:: Task instructions ::
Could you copy every line from the material below in which "page" appears?

:: Records to use ::
============
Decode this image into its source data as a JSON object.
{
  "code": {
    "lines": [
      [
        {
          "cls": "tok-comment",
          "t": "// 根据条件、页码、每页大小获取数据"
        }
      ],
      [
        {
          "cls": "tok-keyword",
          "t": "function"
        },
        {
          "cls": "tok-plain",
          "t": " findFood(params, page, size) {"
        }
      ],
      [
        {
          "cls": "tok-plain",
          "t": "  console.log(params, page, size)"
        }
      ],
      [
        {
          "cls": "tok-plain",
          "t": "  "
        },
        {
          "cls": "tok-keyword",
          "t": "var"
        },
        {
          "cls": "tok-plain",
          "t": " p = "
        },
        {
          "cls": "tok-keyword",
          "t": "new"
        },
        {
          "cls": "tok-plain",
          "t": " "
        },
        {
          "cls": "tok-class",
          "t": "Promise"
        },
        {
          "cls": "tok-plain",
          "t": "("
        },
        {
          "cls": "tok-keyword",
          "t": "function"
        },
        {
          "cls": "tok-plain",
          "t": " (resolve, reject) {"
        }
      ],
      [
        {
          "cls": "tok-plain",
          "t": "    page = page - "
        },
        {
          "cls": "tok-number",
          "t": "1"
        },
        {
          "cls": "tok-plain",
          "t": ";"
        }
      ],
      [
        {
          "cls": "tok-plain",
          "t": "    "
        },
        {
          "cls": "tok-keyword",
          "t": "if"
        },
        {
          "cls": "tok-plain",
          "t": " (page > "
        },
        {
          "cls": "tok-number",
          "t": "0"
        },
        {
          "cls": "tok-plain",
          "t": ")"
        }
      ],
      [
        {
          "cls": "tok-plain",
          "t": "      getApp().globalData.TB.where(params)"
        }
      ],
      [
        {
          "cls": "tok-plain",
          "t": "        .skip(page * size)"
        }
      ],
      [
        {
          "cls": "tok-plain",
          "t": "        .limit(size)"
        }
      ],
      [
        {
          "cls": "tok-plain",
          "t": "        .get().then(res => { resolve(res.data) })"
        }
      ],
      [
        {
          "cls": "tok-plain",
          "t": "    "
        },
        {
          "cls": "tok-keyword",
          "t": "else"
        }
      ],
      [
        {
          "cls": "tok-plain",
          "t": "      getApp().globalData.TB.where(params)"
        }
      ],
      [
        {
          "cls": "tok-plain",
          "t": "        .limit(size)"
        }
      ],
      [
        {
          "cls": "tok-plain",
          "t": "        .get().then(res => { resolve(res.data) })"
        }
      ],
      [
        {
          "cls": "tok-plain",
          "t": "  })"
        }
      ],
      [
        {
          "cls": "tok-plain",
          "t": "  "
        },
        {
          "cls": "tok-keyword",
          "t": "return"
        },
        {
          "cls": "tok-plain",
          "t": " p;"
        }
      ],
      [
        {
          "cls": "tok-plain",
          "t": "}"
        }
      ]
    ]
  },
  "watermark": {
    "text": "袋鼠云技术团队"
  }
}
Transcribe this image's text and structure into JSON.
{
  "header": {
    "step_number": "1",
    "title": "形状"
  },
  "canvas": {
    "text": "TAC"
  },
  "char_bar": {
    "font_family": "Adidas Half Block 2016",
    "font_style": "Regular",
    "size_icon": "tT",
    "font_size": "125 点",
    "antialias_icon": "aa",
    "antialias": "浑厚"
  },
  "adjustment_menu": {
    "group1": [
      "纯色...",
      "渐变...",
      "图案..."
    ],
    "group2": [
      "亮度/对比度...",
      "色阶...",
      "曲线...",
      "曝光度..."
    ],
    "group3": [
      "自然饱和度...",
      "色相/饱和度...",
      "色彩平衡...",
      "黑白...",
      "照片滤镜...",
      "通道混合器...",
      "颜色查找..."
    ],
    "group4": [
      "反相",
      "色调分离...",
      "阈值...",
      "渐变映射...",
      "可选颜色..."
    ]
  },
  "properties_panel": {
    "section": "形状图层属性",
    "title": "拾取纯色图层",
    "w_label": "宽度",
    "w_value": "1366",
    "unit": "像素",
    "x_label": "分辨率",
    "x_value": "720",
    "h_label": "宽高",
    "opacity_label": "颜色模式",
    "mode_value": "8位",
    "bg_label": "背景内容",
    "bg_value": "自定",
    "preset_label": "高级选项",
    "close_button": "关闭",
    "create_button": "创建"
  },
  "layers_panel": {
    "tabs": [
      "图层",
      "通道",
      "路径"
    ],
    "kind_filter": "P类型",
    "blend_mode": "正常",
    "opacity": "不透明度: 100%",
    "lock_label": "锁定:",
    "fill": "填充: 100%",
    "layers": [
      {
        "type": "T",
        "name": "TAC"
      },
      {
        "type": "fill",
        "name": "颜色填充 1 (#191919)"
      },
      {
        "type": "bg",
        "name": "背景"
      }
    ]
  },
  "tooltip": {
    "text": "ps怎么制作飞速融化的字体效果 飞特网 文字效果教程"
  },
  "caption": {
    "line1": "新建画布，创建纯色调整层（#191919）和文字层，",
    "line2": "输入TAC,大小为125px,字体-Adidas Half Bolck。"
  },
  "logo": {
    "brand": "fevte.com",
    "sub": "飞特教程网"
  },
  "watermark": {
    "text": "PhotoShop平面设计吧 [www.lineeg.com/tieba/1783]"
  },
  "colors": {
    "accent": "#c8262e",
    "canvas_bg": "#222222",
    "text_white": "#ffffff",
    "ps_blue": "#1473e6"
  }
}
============
:: Answer area ::
          "t": " findFood(params, page, size) {"
          "t": "  console.log(params, page, size)"
          "t": "    page = page - "
          "t": " (page > "
          "t": "        .skip(page * size)"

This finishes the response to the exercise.